Franks had certainly become ineffective around the park, and Tu’inukafe had been battling health issues. But the Big K looked healthy playing for North Harbour and might have provided a foil to the full value England got out of Mako Vunipola and Kyle Sinckler. Might have, that’s all.  

Beau’Unga was not a reason they lost. They just didn’t get much of a chance to impact on the game. Again, credit to England.

The selectors deviated from the successful use of Save, Cane and Read as a loose trio. Bringing in Scott Barrett was designed to give them more physicality and boost the lineout, but it just didn’t come off, which takes you back to that bit about overthinking things.   

5) But Hey, Let’s Not Get Too Down On It

Let’s remember what this team has achieved.

Since bombing out in 2007, and stuttering in 2009, they have spent 10 years setting the bar at new heights.

There’s a reason why only this one team has won back to back World Cups, it’s a damned  difficult thing to do, be it because of the loss of key players to retirement or injury, other teams raising their standards, targets on the back, or just a general debilitating fatigue from the pressures and expectation that goes with being top dog.

These guys have played some of the most exhilarating rugby ever seen, they have set a fantastic standard on and off the field, they have represented their people, their country and their game with great pride and great performance.

It’s nice to see that even some of their most ardent critics have acknowledged that. Well they would, now the All Blacks have been beaten, wouldn’t they?

You just can’t keep on winning forever. It’s just not possible.

It’s not that long ago some people were bemoaning the fact that the All Blacks were winning too easily and there is little doubt that there were people in some very high places who were desperate for that dominance to end. 

England or South Africa, whoever it is, let’s see how they go dealing with being the team everyone wants to beat, or see beaten.

6) And There’s Still Work to be Done, Right?

Darn right there is. The playoff for third and fourth may be the game no-one wants to play, but it’s still a game that must be won.

For starters it gives Warren Gatland a chance to coach Wales to their first win over the All Blacks in 66 years. That would be no way for Hansen, Read and co. to bow out.

Sentiment should not be allowed to dictate selection. This is not the rugby equivalent of Elton John’s farewell tour. They’ve got to put their best team on the park.

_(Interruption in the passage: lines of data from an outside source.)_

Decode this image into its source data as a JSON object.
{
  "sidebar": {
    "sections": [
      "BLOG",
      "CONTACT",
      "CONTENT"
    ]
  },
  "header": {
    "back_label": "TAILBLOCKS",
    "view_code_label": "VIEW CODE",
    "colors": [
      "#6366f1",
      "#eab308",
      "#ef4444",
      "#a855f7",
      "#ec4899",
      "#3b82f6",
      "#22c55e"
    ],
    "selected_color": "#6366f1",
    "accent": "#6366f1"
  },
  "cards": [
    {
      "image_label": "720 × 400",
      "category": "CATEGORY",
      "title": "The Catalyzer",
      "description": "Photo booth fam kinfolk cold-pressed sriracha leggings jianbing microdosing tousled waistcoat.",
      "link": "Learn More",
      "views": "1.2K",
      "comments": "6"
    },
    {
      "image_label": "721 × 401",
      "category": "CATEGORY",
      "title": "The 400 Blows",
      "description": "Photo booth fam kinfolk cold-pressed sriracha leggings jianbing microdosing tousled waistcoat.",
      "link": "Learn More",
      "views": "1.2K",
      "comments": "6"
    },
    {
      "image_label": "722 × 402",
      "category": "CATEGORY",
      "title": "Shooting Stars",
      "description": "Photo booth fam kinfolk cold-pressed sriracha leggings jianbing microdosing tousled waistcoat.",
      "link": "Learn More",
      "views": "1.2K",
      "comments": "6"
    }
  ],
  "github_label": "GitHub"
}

And if you take the WR Rankings at all seriously, a win could see then back up to at least second, as if that really matters, depending on the result of the final.

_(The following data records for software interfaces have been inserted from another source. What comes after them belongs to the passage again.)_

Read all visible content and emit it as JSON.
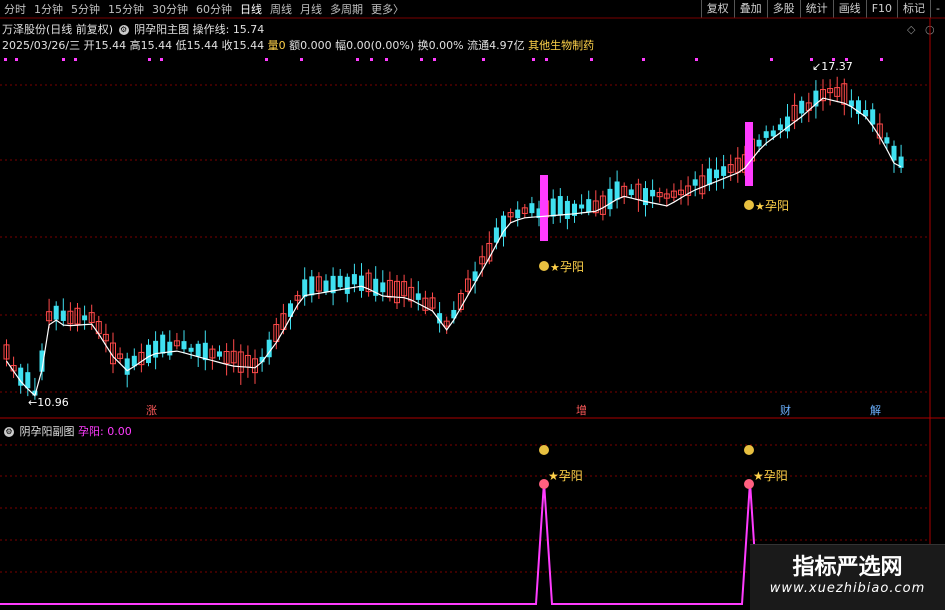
{
  "periods": [
    "分时",
    "1分钟",
    "5分钟",
    "15分钟",
    "30分钟",
    "60分钟",
    "日线",
    "周线",
    "月线",
    "多周期",
    "更多〉"
  ],
  "active_period": "日线",
  "right_buttons": [
    "复权",
    "叠加",
    "多股",
    "统计",
    "画线",
    "F10",
    "标记",
    "-"
  ],
  "header": {
    "stock": "万泽股份(日线 前复权)",
    "main_indicator": "阴孕阳主图",
    "op_label": "操作线:",
    "op_value": "15.74"
  },
  "quote": {
    "date": "2025/03/26/三",
    "open_l": "开",
    "open": "15.44",
    "high_l": "高",
    "high": "15.44",
    "low_l": "低",
    "low": "15.44",
    "close_l": "收",
    "close": "15.44",
    "vol_l": "量",
    "vol": "0",
    "amt_l": "额",
    "amt": "0.000",
    "pct_l": "幅",
    "pct": "0.00(0.00%)",
    "turn_l": "换",
    "turn": "0.00%",
    "float_l": "流通",
    "float": "4.97亿",
    "sector": "其他生物制药"
  },
  "price_labels": {
    "high": "17.37",
    "low": "10.96"
  },
  "signal_label": "孕阳",
  "event_labels": [
    "涨",
    "增",
    "财",
    "解"
  ],
  "sub_panel": {
    "title": "阴孕阳副图",
    "label": "孕阳:",
    "value": "0.00"
  },
  "watermark": {
    "title": "指标严选网",
    "url": "www.xuezhibiao.com"
  },
  "colors": {
    "up": "#ff4a4a",
    "down": "#3fe0f0",
    "ma": "#ffffff",
    "signal": "#ff3cff",
    "label": "#ffd24a"
  }
}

7) Talking of Which, The Final. 

England have the decided advantage of an extra day to prepare, while the Springboks will be made aware that no team has ever lost a pool match and gone on to claim the Webb Ellis Trophy.

Eddie Jones knows the Springbok mindset, having been the (largely uncredited) architect of their 2007 success, and he will have a strategy for this one too.

Not that you need to be a Rugby Einstein to work out what the Boks will bring. 

It really all points to an England win.

It’s not hard to imagine though, that most neutrals around the world will favour South Africa. England just aren’t that well liked.

8) And Finally, Fins Up on a Great Domestic Season

No-one in Nelson seemed too bothered about the World Cup.

The Mako capped a brilliant 12-win campaign in the Mitre 10 final, overcoming a Wellington team that played with tremendous character, but just lost their grip at key moments.

It’s worth remembering that 10 years ago, a group of “major” provincial unions tried to get Tasman, along with Northland, Manawatu and Southland kicked out of the NPC, while the Mako concept came under heavy fire from within the alliance.

To have come through that, get out from under the coat tails of the Crusaders and now be top of the heap in NZ provincial rugby is due to some very dedicated, determined, and creative people.

Congrats also to Canterbury for their three-peat in the Farah Palmer Cup, the Otago Spirit for their Farah palmer Cup Championship win, the Bay of Plenty in the Mitre 10 Championship, and to North Otago in the Meads Cup, and South Canterbury in the Lochore Cup.

It might have been in the shadows of RWC, but it was a great domestic competition.